As Rieder turned his lens on Neil, Neil turned his focus to the science behind ALS. He was struck by how little the medical research community knew about the disease, despite the fact that ALS was discovered nearly 150 years ago. Today, there are no long-term, effective treatments.
Neil began to talk to his friend and neighbor Mark Gladwin, an MD, the Jack D. Myers Professor of Internal Medicine, and chair of the Department of Medicine at Pitt, about using the money they had raised through Live Like Lou for research.
“We discussed the idea of creating a research center,” says Gladwin, “where we could actually recruit talented people to Pittsburgh to do research in ALS, encourage the brilliant people that we have here at the University of Pittsburgh [who] are already experts in neuroscience to get involved, and to engage them in his mission of finding a cure and treatments for ALS.”
Gladwin introduced the Alexanders to the scientific director of the Pitt Brain Institute, Peter Strick, a PhD, Distinguished Professor, Thomas Detre Professor, and chair of neurobiology. Strick was enthusiastic about bringing this type of research to Pitt and was inspired by the Alexanders’ dedication. “Neither Neil nor Suzanne are scientists or medically oriented people, but they are people who get things done,” says Strick. He described the Alexanders as “indefatigable” in trying to understand what was needed and how they could make a difference.
In February 2015, Neil and his daughter, Abby, presented a check to Pitt from the Pittsburgh Foundation for $500,000 to help create the Live Like Lou Center for ALS Research at Pitt’s Brain Institute.
“We’re doing this for the next guy,” said Neil at the event. “For the next father, the next husband who looks down at his left arm and realizes the muscles in his arm have been twitching uncontrollably. . . . We’re doing it for when the doctor walks into the examining room and says, ‘I’m really sorry, but we think you have ALS.’ And when that father and husband says, ‘Okay. What do we do now?’ We’re doing it so that doctor actually has something to say.”
This August, Chris Donnelly, a PhD, joined the Live Like Lou Center for ALS Research. The new assistant professor of neurobiology will continue his studies into the cellular changes that occur with ALS and pursue possible treatment approaches.
Donnelly was recruited from Johns Hopkins University where he had been working with Jeff Rothstein, a clinician scientist who aided the FDA approval of the first and only drug currently available for ALS, riluzole. In a recent Nature article, Donnelly’s lab described how proteins end up in a traffic jam heading in and out of the nucleus of motor neurons. Using stem cells derived from ALS patient skin biopsies that were then “tricked” into becoming motor neurons, they’ve identified ways to get that traffic moving again.
In his search for a faculty job, Donnelly was especially drawn to Pitt’s commitment to ALS and the community that supports it.

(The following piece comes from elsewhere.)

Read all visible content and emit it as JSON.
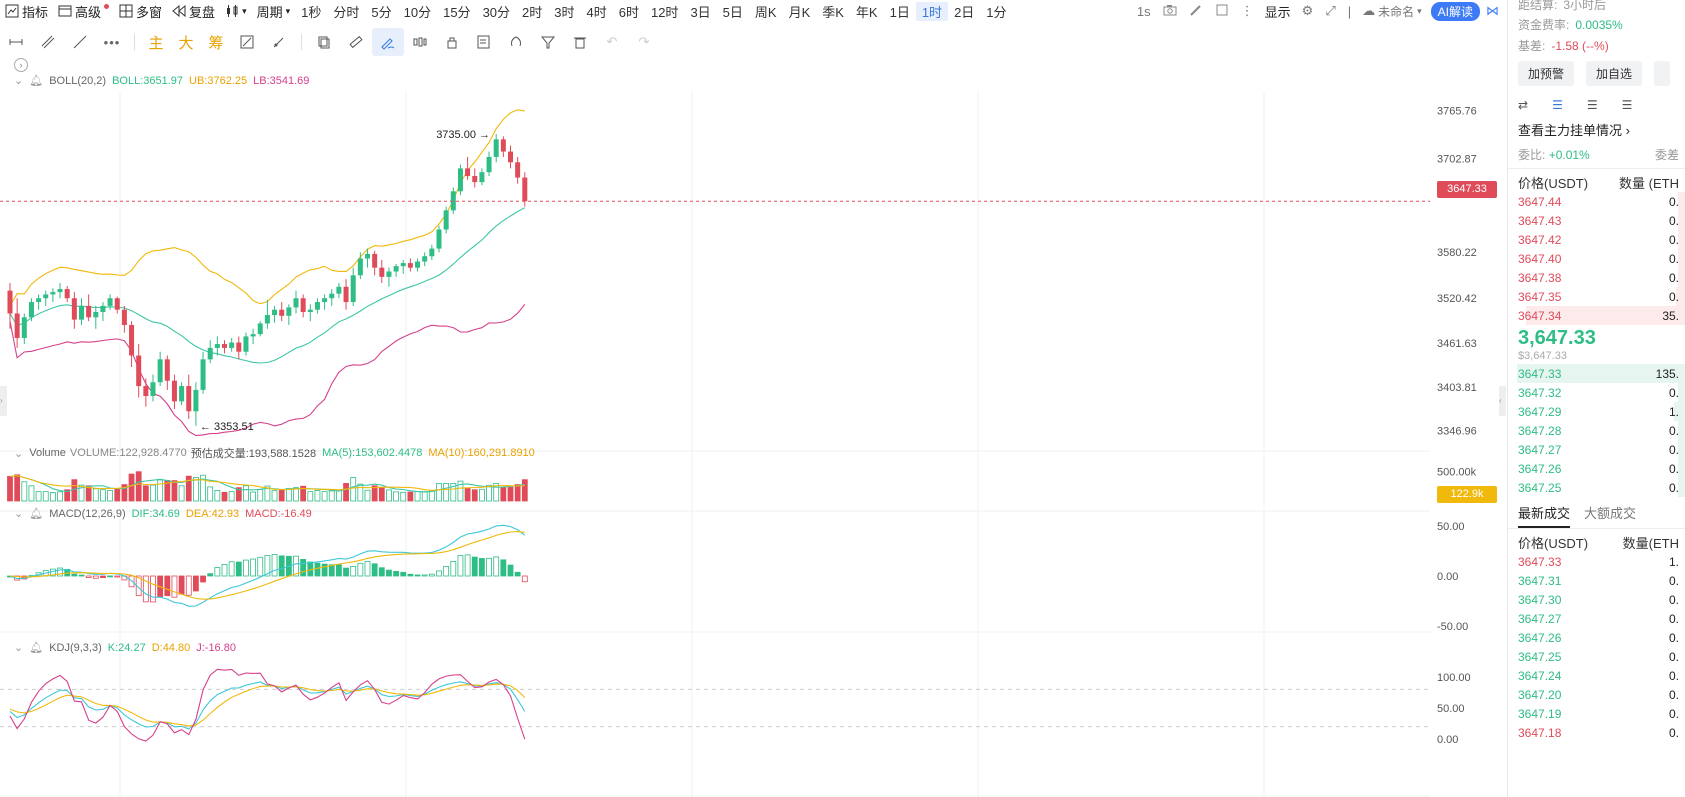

“This is a dream of mine, this type of work that we’re doing. Not just the science but also the ability to work with patients, work with David Lacomis, to help him with his clinical research, to help fundraise for the cause. So it’s not just, for me, coming in and working in a lab every day and doing an experiment. . . . It’s more about the big picture. . . . It’s more human than just being a research scientist in ALS.”
Neil had hoped to live long enough to meet the person who would join the center and conduct the basic research so badly needed for this disease. But he died on March 24, the day before Chris Donnelly would arrive in Pittsburgh for his second interview.
When asked what he would say to Neil if he were here today, Donnelly replies, “First I would thank him for really getting this thing off the ground and getting this center set up. The second—I would say that they are putting a lot of trust in me, and there’s no way I will let him down.”
The Live Like Lou fund has pledged to raise $2.5 million in five years for Pitt’s ALS research center; the University has agreed to match that and is hoping to raise $10 million. For more information: livelikelou.org.